In the past six months Luck-One has made more of an imprint on Portland hiphop than some emcees accomplish in a decade. Exploding as he has—by winning multiple rap competitions on Cool Nutz's 107.5 Northwest Breakout Show and cutting a brand-new album—one has to wonder, where has this guy been hiding? The simple, and sad, answer: in prison. Released this past July from jail after a six-year bid for second-degree robbery, Luck-One (Hanif Collins) has set out to make up for lost time.
"Growing up I always listened to rap. Eventually I started writing just because I had some feelings to get out," says Collins. "People started telling me that I was good at it and I didn't really believe them." Despite his initial lack of belief in the viability of a hiphop career, Collins kept the pen to the page and entered numerous battles in Portland before his prison stint. "I didn't really lose that many times," he says. "I started to feel like rhyming was the only thing that I was really great at doing."
After his release—Collins describes incarceration as having sapped him of his creativity—he reentered the world of hiphop he had missed so badly. He met local beat producer and musician Dekk through a mutual friend, and the two started work on an EP, Beautiful Music. The album is an attempt at bridging the gaping divide in Portland hiphop between "backpackers" and "gangsters," two labels that are as carelessly applied as they are under-analyzed. Beautiful Music is a solid effort musically, containing beats from a variety of sonic styles that should appeal to a wide swath of hiphop fans, but the real standout on the album is Collins' lyricism. No other emcee in Portland is coming as hard on tracks as Luck-One right now; his polysyllabic flow can best be compared to Nas—in his Illmatic heyday—and Collins' voice and delivery are further assets to his unique style.

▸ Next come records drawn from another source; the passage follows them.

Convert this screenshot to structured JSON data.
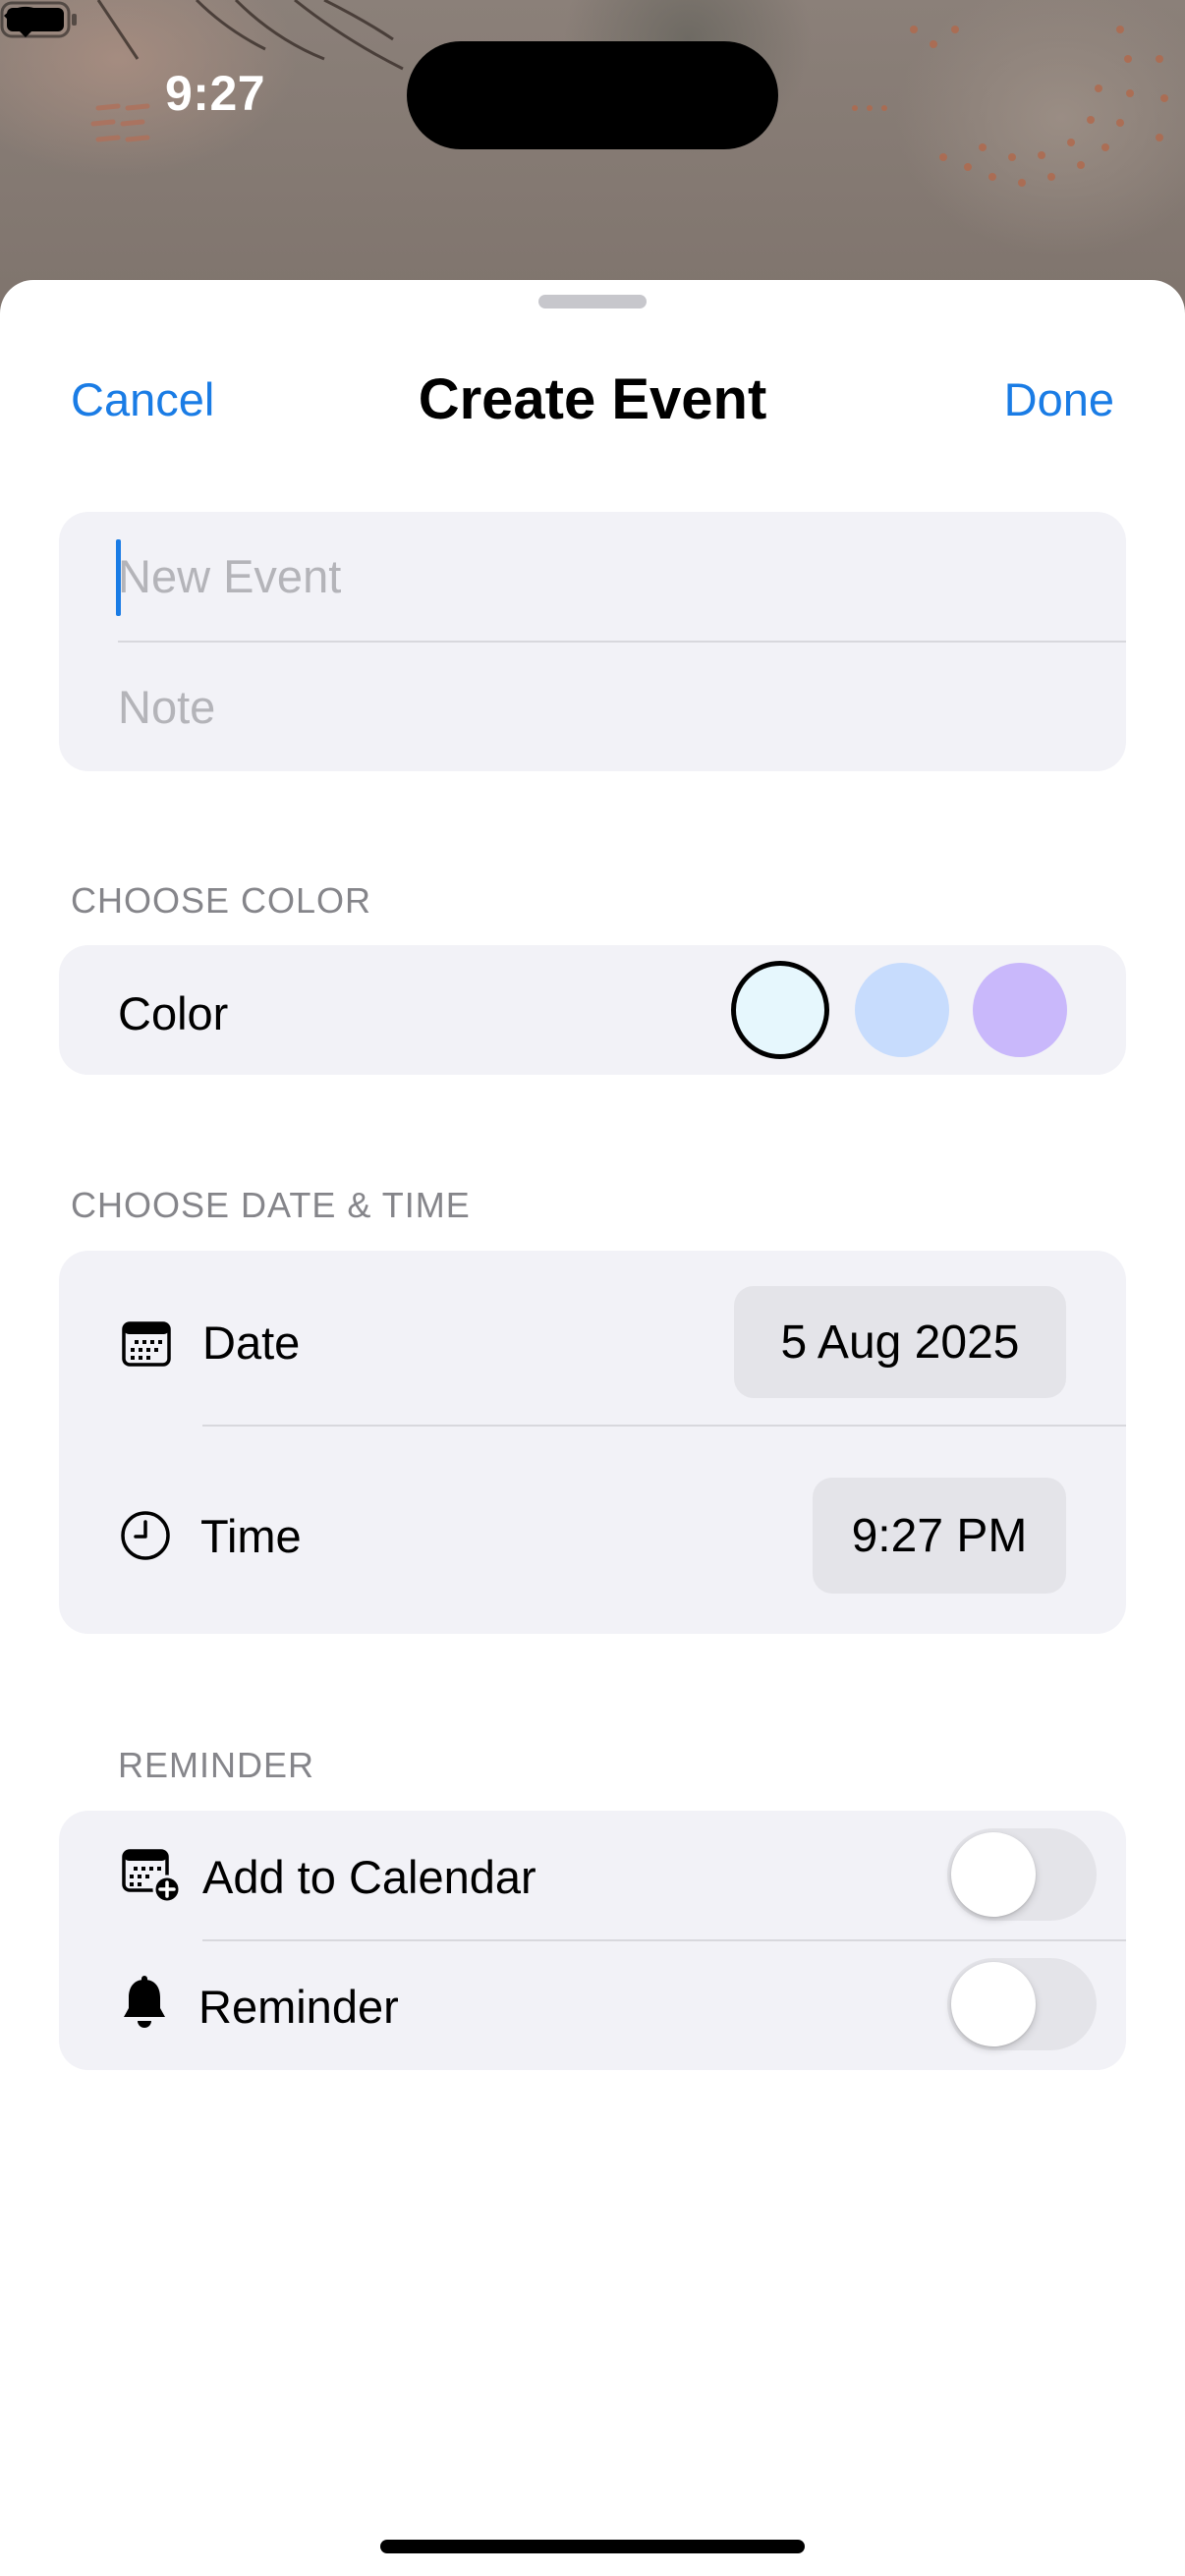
{
  "status_bar": {
    "time": "9:27",
    "wifi_icon": "wifi-icon",
    "battery_icon": "battery-icon"
  },
  "nav": {
    "cancel_label": "Cancel",
    "title": "Create Event",
    "done_label": "Done"
  },
  "details": {
    "title_placeholder": "New Event",
    "title_value": "",
    "note_placeholder": "Note",
    "note_value": ""
  },
  "color_section": {
    "header": "CHOOSE COLOR",
    "label": "Color",
    "swatches": [
      {
        "color": "#e6f7fd",
        "selected": true
      },
      {
        "color": "#c7dcfd",
        "selected": false
      },
      {
        "color": "#c9b8fb",
        "selected": false
      }
    ]
  },
  "datetime_section": {
    "header": "CHOOSE DATE & TIME",
    "date_label": "Date",
    "date_value": "5 Aug 2025",
    "date_icon": "calendar-icon",
    "time_label": "Time",
    "time_value": "9:27 PM",
    "time_icon": "clock-icon"
  },
  "reminder_section": {
    "header": "REMINDER",
    "add_to_calendar_label": "Add to Calendar",
    "add_to_calendar_on": false,
    "add_to_calendar_icon": "calendar-add-icon",
    "reminder_label": "Reminder",
    "reminder_on": false,
    "reminder_icon": "bell-icon"
  },
  "colors": {
    "accent": "#1a7ce5",
    "group_background": "#f2f2f7",
    "pill_background": "#e4e4e9"
  }
}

Speaking to Collins, one gets a picture of a complex and interesting person, which also comes through in his music. The dichotomy of the Portland hiphop scene is something he seeks to help smooth over, and perhaps he is the most capable emcee to do so, given that such polarization is present in his own character. Stand up and take notice, Portland hiphop fans: Luck-One is here to make some noise.